How to complete this task:
Whenever a line in the data below includes the string "配置成员的入群欢迎语", copy it out.

Data provided:
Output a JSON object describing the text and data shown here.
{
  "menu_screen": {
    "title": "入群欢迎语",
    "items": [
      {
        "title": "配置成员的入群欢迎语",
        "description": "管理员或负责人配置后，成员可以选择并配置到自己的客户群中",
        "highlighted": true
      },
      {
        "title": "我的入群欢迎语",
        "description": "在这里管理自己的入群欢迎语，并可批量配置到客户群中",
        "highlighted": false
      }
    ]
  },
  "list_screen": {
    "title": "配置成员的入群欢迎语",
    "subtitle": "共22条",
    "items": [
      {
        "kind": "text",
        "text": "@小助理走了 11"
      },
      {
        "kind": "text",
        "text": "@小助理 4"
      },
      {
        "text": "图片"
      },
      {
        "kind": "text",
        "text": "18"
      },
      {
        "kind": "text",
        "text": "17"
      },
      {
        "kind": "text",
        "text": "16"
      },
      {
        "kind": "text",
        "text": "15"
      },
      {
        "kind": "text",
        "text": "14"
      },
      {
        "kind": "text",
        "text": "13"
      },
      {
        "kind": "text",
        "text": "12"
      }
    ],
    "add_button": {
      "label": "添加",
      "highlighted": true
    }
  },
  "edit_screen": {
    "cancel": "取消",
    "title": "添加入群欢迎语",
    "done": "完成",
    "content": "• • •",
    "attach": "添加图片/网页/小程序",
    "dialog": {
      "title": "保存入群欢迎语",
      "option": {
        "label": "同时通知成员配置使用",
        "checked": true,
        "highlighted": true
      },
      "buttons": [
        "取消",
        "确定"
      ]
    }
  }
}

Solution for this exercise:
        "title": "配置成员的入群欢迎语",
    "title": "配置成员的入群欢迎语",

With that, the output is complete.